**WHAT TO DO:**
Look through the listing for the word "kind". Copy each line that has it.

◆ ◆ ◆ ◆

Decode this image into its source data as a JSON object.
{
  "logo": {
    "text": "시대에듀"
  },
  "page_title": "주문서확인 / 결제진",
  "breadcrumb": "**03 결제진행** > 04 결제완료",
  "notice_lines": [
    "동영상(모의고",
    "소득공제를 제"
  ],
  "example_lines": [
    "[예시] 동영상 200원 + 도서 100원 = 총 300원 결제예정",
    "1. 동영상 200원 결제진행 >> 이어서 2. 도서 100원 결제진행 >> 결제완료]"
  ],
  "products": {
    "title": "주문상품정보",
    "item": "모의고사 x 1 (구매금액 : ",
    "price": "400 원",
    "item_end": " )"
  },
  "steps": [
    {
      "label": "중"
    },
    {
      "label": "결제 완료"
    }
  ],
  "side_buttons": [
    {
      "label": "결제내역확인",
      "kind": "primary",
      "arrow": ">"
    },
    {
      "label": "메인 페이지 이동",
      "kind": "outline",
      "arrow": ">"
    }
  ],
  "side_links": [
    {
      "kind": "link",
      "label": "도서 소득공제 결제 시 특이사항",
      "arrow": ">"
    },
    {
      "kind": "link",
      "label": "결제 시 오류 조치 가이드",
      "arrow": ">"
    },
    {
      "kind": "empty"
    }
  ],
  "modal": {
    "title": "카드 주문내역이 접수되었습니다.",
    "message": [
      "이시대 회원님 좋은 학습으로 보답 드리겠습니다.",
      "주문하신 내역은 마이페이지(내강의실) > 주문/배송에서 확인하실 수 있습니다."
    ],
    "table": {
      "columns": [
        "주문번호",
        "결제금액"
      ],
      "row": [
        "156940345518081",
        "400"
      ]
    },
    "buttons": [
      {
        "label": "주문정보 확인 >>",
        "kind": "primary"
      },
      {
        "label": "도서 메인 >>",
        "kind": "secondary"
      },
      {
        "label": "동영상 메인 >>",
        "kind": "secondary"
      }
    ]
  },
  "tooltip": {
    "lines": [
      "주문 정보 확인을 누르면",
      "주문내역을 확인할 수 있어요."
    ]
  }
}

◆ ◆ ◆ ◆

**RESPONSE TO THIS EXERCISE:**
      "kind": "primary",
      "kind": "outline",
      "kind": "link",
      "kind": "link",
      "kind": "empty"
        "kind": "primary"
        "kind": "secondary"
        "kind": "secondary"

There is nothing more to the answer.